CALIFORNIA FIRES: PG&E TAKES TAKES THE FALL

CALIFORNIA FIRES: PG&E TAKES TAKES THE FALL

June 18, 2020 By Joseph P. Farrell

It's been almost eighteen months since the last of the big - and highly anomalous - California fires. True to form, the state's principal utility, Pacific Gas and Electric (PG&E) has taken the fall according to this story shared by G.B.:

PG&E Pleads Guilty To 84 Counts Of Manslaughter Tied To Deadliest Wildfire In California History

As the article indicates, the New York Times reported that PG&E has pleaded guilty to 84 counts of involuntary manslaughter in the deaths of 84 people during the Paradise fire.

But there's more:

In addition to the guilty plea, the California Public Utilities Commission separately fined PG&E almost $2 billion for its negligence in causing the wildfire. What's more, the company could face additional penalties because its guilty plea represents a violation of a federal probation order placed on the company from a 2010 transformer explosion which started a fire that killed 8 people. The federal judge, William H. Alsup, has the power to impose new penalties on the company for violating its probation, according to the NYT.

As it exits bankruptcy, the company has agreed to pay $13.5 billion to settle claims related to the wildfires (it initially declared bankruptcy last January to try and avoid getting whacked with a massive judgment in the ballpark of $30 billion (or at least that's what the company feared at the time).

About half of that number will be paid in the form of company stock, leaving roughly 70,000 wildfire victims owning a little more than 22% of the utility once it leaves bankruptcy.

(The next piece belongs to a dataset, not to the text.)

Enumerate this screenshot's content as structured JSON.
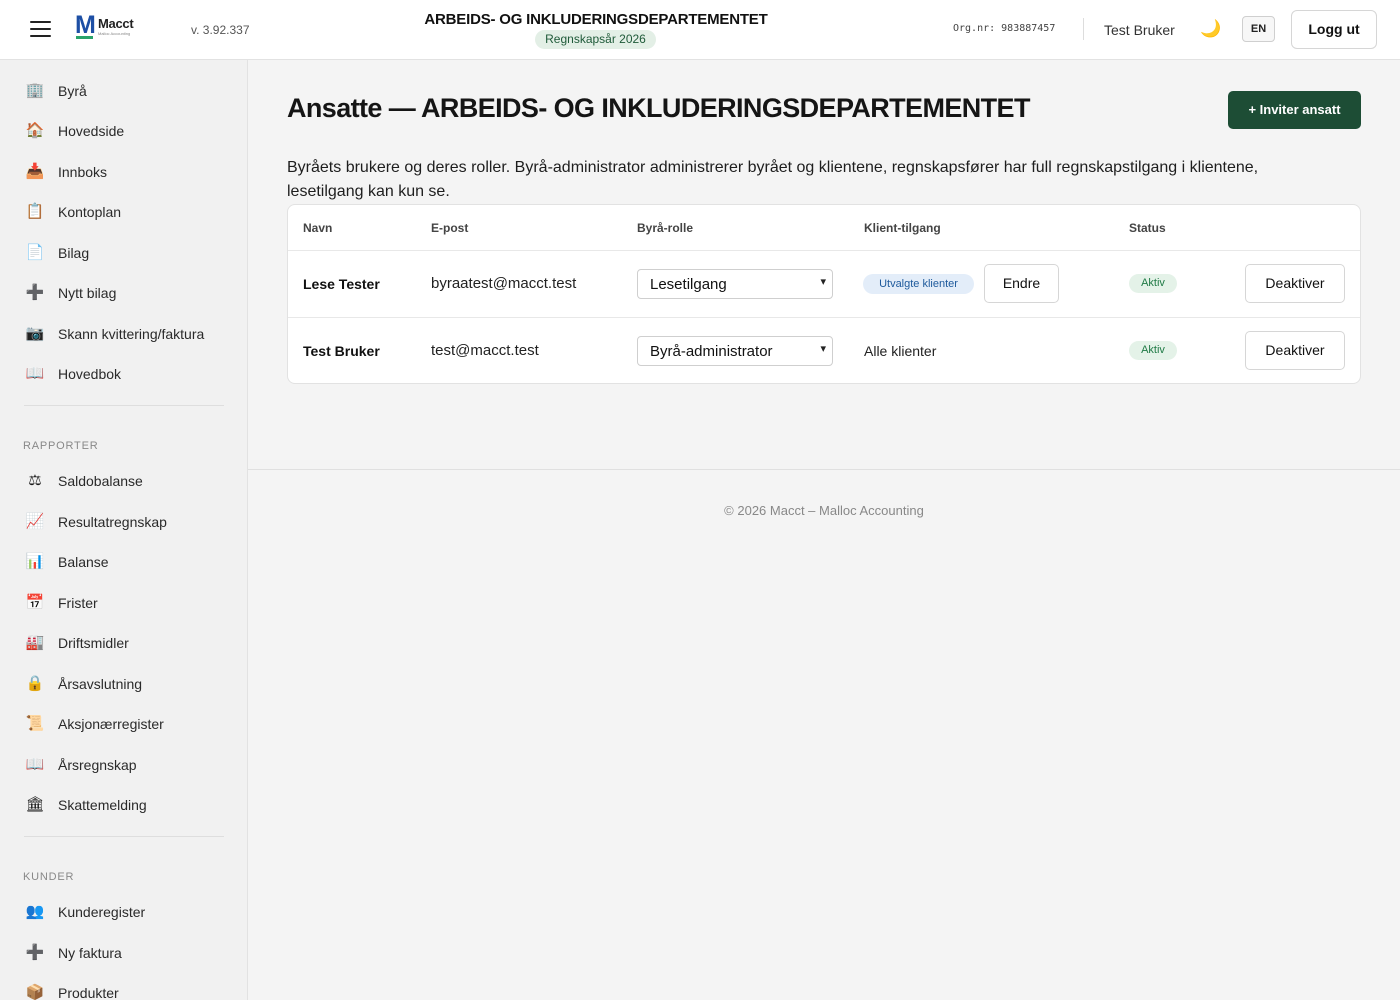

Ok... let me see if I have this right: the victims of the fires, who have lost property, houses, cars, and perhaps suffered from medical bills or the actual loss of family members or pets, are being paid for their "inconvenience" by shares of stock in the very utility company found guilty of negligence, which company in turn has been heavily and repeatedly fined for said negligence, and whose shares will likely suffer further hits in value.

One has to admit, that's some breathtaking chutzpah, to pay victims in shares of the company doing it to you, and shares whose value is falling even while you're signing over ownership of the stock certificates.

But there's more to this story than meets the eye, and it's largely in what's not being said.

And the hint of that "other side" of the story comes at the very end of the Zero Hedge article:

And so ends another saga of corporate malfeasance and abuse.

Guilty as charged; everyone go home and don't forget to pick up your stock certificates on the way out.

And that's my real problem here. There's not a mention of how the State of California's own policies might have contributed to these disasters, it's all PG&E's fault. More importantly, there's no mention whatsoever of the highly anomalous nature of some of those fires, anomalies which many Californians themselves documented with their cell phones, posting videos on YouTube. With respect to the Paradise fire, for example, the "high-winds-and-broken-power-line" explanation is still being proffered as the be-all and end-all of explanations:

An investigation eventually found that PG&E inadvertently started the fire when a transmission line broke from a nearly-100-year-old Pacific Gas & Electric Tower after years of neglect.

While that might be one cause, anyone who has seem some of the damage caused by the fire - houses burned, shrubs and trees intact, or fires near power connections on homes - cannot come to the conclusion that it's the only cause. And none of this really addressed the previous fires and their anomalies. How do houses burn and metal rims on wheels on cars burn, and nearby trees and shrubbs - exposed to more or less the same ambient heat - do not?

While those might or might not be legitimate questions, they've all been swept aside. The narrative has been adjudicated, the courts have decided, and the "sole perpetrator" has agreed with the narrative and signed off on it. "Here, have some common stock and don't ask any more questions."

Australians, take note...

...See you on the flip side...